So if you're the CEO of major textbook publisher and you want to unite the entire 45,000-employee company around a plan to transform the way the company does business, what do you do? Surprisingly, Pearson's CEO John Fallon's answer was, "I'll create a rubric."
I'm not going to analyze Pearson's rubric in detail here.... I'll say this much about it: It's nothing special. It's not bad, but it's not genius either. There are plenty of flaws and limitations you could find if you worked at it and applied it broadly enough. There is no magic in it.
But here's the thing: There is neverany magic in a rubric. The magic, when there is any, happens from the norming conversations that the rubric engenders. It happens when one colleague says to another, "What do you mean by 'quality of evidence'?" Or "I scored that course a 2 on effectiveness. Why did you think it was a 4?" To the degree that the Effectiveness Framework proves to have any magic for Pearson, it will be in the norming conversations that it engenders across the company. Like our hypothetical Berkeley president, Fallon is working with diverse groups within an institution that has a culture of independence and Balkanization. Some of this is for good reason; conversations about effectiveness in chemistry education should look very different from conversations about effectiveness in fine arts education. Some of the fractiousness is about lack of a common culture and language necessary to discuss what otherwise arecommon challenges. And some of it is just human territoriality and self-interest. The first two challenges might be addressed by having a deep and wide ongoing norming conversation about a rubric that is general enough to cover a wide range disciplines and products but focused enough to provoke important discussions. The goal is for that conversation to become the basis for a new culture. The third challenge might be addressed by reinforcing that culture through your HR and other business practices.
Since I wrote that post, Pearson has developed a set of rubrics for evaluating whether a given product supports research-backed learning design principles. They have rolled those rubrics out to every product team and trained their product teams on how to use them. They have released them under a Creative Commons license and are. (For more on both the resource itself and Pearson's interest in working with academics to make them more useful to academia, see the talk given by Pearson's Global Head of Efficacy and Reach at last year's Empirical Educator Project summit.) So Pearson continues to use what is essentially an academic strategy, not that different from the one being rolled out by California OEI, to build a double-loop culture around designing educational content and software functionality that are more effective at impacting student outcomes.
The rubric development, training, and norming processes are necessary but not sufficient. As I suggest in that last sentence of the Pearson post quote, other organizational processes need to be put in place as well in order to get the desired effect. It would be easy to get faculty thinking that the new practices are baked into the rubric, and as long as everybody is aligned with them, you're good. The organization goes through the double-loop, but only until the norming process is complete. This is, in fact, what happens in many colleges and universities that adopt course quality rubrics. The institution has to mindfully employ the rubric updating, retraining, and renorming processes as methods for collaborative innovation. The rubric needs to be designed at a high enough level that it invites discussion and thought rather than rote implementation. The processes around it need to be collaborative rather than broadcast-only. And many other processes—like compensation for time invested or rewards for innovation, to take a couple of obvious examples—need to be created or modified to support and dovetail with the rubric processes.

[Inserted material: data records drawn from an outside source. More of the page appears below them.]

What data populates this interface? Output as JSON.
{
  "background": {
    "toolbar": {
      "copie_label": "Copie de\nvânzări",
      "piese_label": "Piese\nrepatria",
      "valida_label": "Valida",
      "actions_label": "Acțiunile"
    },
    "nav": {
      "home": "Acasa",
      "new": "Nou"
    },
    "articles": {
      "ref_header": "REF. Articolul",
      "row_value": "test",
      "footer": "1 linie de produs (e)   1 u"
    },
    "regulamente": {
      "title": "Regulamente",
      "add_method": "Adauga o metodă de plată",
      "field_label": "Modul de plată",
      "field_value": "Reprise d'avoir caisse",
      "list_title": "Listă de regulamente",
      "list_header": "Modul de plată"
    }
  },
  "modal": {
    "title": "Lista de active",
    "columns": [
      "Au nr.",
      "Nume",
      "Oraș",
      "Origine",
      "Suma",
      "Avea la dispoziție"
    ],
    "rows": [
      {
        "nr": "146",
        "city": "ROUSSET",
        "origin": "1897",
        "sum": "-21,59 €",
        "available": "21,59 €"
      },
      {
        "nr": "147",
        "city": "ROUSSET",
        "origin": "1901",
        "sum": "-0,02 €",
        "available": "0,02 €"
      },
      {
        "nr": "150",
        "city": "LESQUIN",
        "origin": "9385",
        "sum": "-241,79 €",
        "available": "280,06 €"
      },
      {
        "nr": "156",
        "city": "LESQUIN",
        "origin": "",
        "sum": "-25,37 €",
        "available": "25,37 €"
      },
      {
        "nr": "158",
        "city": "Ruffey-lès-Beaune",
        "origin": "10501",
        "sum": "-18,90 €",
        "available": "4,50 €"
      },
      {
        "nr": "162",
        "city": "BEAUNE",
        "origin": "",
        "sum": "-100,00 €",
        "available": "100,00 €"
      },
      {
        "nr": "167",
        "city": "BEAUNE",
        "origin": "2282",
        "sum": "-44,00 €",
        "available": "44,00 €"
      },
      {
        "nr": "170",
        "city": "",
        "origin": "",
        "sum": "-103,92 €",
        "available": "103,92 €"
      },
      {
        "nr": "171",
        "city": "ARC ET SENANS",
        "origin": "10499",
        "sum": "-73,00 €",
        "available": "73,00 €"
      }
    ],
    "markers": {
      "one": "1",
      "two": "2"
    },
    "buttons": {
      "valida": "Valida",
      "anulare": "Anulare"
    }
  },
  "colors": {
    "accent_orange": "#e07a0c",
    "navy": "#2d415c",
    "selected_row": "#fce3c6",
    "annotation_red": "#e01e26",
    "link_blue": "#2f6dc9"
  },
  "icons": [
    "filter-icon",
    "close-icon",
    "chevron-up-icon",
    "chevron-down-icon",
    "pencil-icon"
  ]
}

There are lots of organizations that implement course quality rubrics. Enough that we should be able to start gathering stories and effective practices for using them to foster continuous organizational improvement. If anyone has a good example, please let me know.
- Pearson is a sponsor of e-Literate's Empirical Educator Project. [↩]